Scientists have finally decoded and recreated the bizarre behaviors of brain cells in small computer chips.
According to a University of Bath press release, the tiny neurons could change the way we build medical devices because they replicate healthy biological activity but require only one billionth of the energy microprocessors need.
Neurons act in the body similar to electrical circuits, but their behavior is less predictable— especially when it comes to parsing the relationship between their electrical impulses input and output.
But, according to research published Tuesday in Nature Communications, these new artificial brain cells successfully mimic the behavior of rat neurons from two specific regions of the brain.
“Neurons were like black boxes until now, but we managed to open the black box and peek inside,” physicist Alain Nogaret of the University of Bath said in the statement. “Our research is shifting paradigm as it offers a reliable method for reproducing in minute detail the electrical properties of real neurons.”
The ultimate goal is to use these neurons to build medical devices that can better serve the needs of patients, such as a smarter pacemaker that can respond to new stressors and demands on the heart of a person — essentially updating devices to be more in sync with the body.

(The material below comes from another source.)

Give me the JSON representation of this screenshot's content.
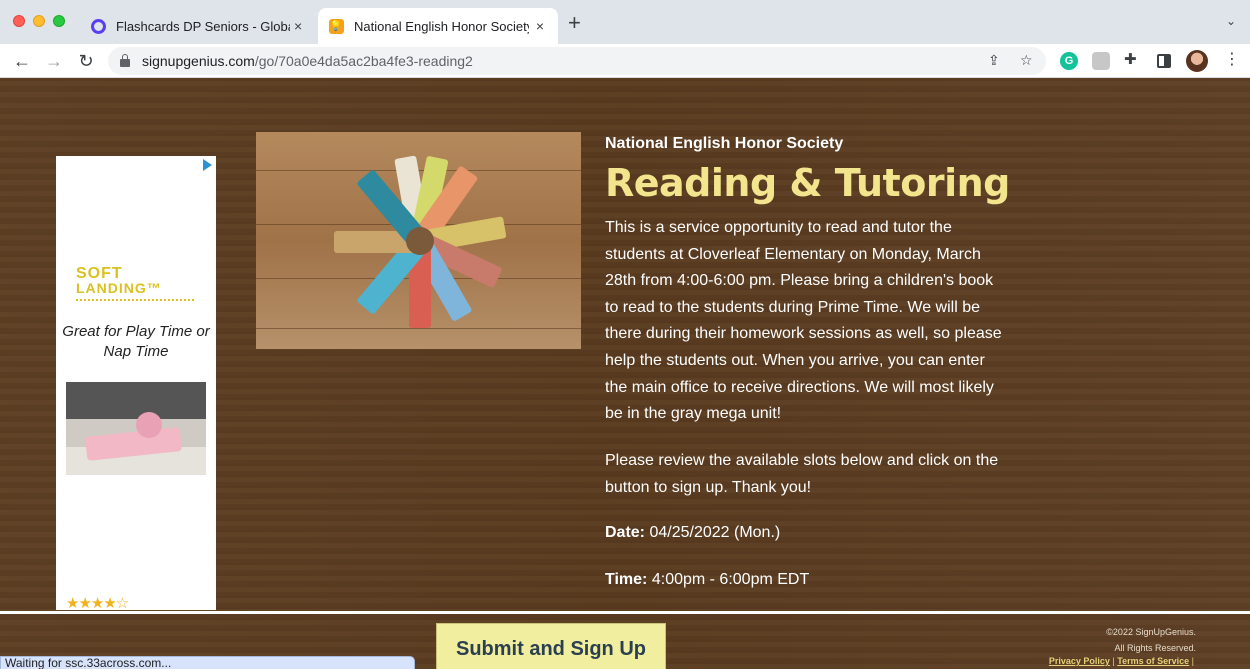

Julian Paton, a physiologist at Auckland and Bristol Universities, said in the release that recreating biological activity is exciting because it “opens up enormous possibilities for smarter medical devices that push a variety of diseases and disabilities towards personalized medicine approaches.”